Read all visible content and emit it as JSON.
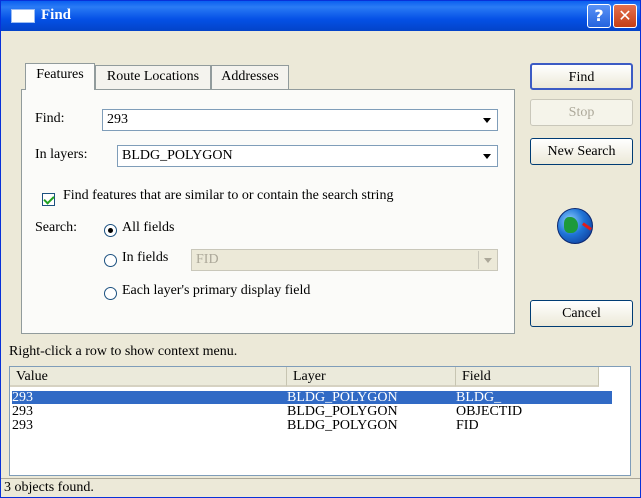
{
  "window": {
    "title": "Find",
    "help_glyph": "?",
    "close_glyph": "✕"
  },
  "tabs": [
    {
      "label": "Features",
      "active": true
    },
    {
      "label": "Route Locations",
      "active": false
    },
    {
      "label": "Addresses",
      "active": false
    }
  ],
  "form": {
    "find_label": "Find:",
    "find_value": "293",
    "layers_label": "In layers:",
    "layers_value": "BLDG_POLYGON",
    "similar_checkbox_label": "Find features that are similar to or contain the search string",
    "similar_checked": true,
    "search_label": "Search:",
    "radio_all_fields": "All fields",
    "radio_in_fields": "In fields",
    "in_fields_value": "FID",
    "radio_primary_display": "Each layer's primary display field",
    "selected_radio": "all_fields"
  },
  "buttons": {
    "find": "Find",
    "stop": "Stop",
    "new_search": "New Search",
    "cancel": "Cancel"
  },
  "results": {
    "hint": "Right-click a row to show context menu.",
    "columns": [
      "Value",
      "Layer",
      "Field"
    ],
    "rows": [
      {
        "value": "293",
        "layer": "BLDG_POLYGON",
        "field": "BLDG_",
        "selected": true
      },
      {
        "value": "293",
        "layer": "BLDG_POLYGON",
        "field": "OBJECTID",
        "selected": false
      },
      {
        "value": "293",
        "layer": "BLDG_POLYGON",
        "field": "FID",
        "selected": false
      }
    ],
    "status": "3 objects found."
  },
  "colors": {
    "titlebar": "#0551e6",
    "selection": "#316ac5",
    "face": "#ece9d8"
  }
}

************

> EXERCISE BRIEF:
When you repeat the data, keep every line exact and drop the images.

> RESULT OF THE EXERCISE:
Read all visible content and emit it as JSON.
{
  "window": {
    "title": "Find",
    "help_glyph": "?",
    "close_glyph": "✕"
  },
  "tabs": [
    {
      "label": "Features",
      "active": true
    },
    {
      "label": "Route Locations",
      "active": false
    },
    {
      "label": "Addresses",
      "active": false
    }
  ],
  "form": {
    "find_label": "Find:",
    "find_value": "293",
    "layers_label": "In layers:",
    "layers_value": "BLDG_POLYGON",
    "similar_checkbox_label": "Find features that are similar to or contain the search string",
    "similar_checked": true,
    "search_label": "Search:",
    "radio_all_fields": "All fields",
    "radio_in_fields": "In fields",
    "in_fields_value": "FID",
    "radio_primary_display": "Each layer's primary display field",
    "selected_radio": "all_fields"
  },
  "buttons": {
    "find": "Find",
    "stop": "Stop",
    "new_search": "New Search",
    "cancel": "Cancel"
  },
  "results": {
    "hint": "Right-click a row to show context menu.",
    "columns": [
      "Value",
      "Layer",
      "Field"
    ],
    "rows": [
      {
        "value": "293",
        "layer": "BLDG_POLYGON",
        "field": "BLDG_",
        "selected": true
      },
      {
        "value": "293",
        "layer": "BLDG_POLYGON",
        "field": "OBJECTID",
        "selected": false
      },
      {
        "value": "293",
        "layer": "BLDG_POLYGON",
        "field": "FID",
        "selected": false
      }
    ],
    "status": "3 objects found."
  },
  "colors": {
    "titlebar": "#0551e6",
    "selection": "#316ac5",
    "face": "#ece9d8"
  }
}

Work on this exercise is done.